▶ **Task**: Should a line in the entries below contain "Research", return that line.

[Dataset rows describing interfaces]

★ ★ ★ ★

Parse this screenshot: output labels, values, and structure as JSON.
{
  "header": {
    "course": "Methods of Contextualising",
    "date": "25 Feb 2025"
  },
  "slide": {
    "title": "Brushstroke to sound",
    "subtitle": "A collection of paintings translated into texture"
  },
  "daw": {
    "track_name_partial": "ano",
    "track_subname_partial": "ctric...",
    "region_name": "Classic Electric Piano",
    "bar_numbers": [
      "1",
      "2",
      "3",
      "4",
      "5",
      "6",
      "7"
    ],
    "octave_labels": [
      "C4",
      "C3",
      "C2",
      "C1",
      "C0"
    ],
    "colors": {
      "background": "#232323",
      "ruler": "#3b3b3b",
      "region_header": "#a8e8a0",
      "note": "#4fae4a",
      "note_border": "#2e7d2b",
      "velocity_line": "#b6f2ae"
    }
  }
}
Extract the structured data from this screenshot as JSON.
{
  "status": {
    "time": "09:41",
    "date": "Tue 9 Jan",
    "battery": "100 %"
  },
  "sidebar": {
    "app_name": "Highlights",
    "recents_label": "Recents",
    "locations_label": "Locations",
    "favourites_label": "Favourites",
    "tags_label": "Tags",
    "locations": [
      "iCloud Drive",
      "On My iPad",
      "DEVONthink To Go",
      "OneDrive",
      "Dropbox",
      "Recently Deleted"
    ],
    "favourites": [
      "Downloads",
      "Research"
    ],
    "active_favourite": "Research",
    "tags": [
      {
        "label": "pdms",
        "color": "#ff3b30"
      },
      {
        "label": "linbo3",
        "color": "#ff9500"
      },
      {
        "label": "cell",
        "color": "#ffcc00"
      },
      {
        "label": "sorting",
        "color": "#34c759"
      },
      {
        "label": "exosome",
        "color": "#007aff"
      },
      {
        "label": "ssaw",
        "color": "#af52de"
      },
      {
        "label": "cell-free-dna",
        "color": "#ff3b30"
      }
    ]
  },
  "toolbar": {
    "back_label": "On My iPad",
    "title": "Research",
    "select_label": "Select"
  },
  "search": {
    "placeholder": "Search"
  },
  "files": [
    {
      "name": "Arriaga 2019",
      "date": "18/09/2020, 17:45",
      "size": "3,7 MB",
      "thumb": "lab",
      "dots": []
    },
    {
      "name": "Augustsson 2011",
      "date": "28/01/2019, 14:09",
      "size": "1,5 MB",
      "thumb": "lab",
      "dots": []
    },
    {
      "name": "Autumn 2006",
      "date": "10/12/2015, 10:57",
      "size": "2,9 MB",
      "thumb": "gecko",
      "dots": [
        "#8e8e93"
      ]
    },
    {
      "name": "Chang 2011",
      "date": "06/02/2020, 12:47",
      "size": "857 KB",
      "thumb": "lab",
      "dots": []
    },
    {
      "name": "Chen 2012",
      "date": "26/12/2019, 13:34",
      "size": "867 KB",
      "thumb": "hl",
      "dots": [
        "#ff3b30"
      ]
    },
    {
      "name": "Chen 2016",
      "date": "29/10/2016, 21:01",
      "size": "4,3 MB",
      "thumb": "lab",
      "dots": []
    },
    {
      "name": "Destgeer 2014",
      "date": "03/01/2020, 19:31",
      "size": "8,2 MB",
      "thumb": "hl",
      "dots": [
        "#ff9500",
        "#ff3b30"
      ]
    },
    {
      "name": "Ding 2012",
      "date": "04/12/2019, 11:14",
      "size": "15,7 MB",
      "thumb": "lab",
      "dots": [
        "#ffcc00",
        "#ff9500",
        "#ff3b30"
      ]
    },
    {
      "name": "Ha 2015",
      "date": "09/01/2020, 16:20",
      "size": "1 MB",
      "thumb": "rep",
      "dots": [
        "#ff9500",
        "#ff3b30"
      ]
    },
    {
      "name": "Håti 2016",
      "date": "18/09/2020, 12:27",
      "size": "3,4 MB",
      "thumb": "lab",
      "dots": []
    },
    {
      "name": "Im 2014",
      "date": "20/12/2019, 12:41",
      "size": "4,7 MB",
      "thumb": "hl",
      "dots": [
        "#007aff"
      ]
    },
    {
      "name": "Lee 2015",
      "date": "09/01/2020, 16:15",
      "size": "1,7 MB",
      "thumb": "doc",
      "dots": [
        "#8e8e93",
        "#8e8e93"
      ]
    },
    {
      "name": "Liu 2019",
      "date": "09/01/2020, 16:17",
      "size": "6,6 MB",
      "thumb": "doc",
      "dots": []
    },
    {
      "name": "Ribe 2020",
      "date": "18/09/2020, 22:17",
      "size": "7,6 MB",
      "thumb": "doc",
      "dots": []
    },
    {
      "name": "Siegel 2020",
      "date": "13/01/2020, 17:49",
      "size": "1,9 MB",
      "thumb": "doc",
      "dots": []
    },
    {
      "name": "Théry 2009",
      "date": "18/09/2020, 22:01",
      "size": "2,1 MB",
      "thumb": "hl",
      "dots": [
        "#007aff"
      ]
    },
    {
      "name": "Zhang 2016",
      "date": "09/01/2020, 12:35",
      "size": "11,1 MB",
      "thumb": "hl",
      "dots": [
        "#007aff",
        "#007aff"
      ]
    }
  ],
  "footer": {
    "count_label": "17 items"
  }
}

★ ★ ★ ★

▶ **Task output**:
      "Research"
    "active_favourite": "Research",
    "title": "Research",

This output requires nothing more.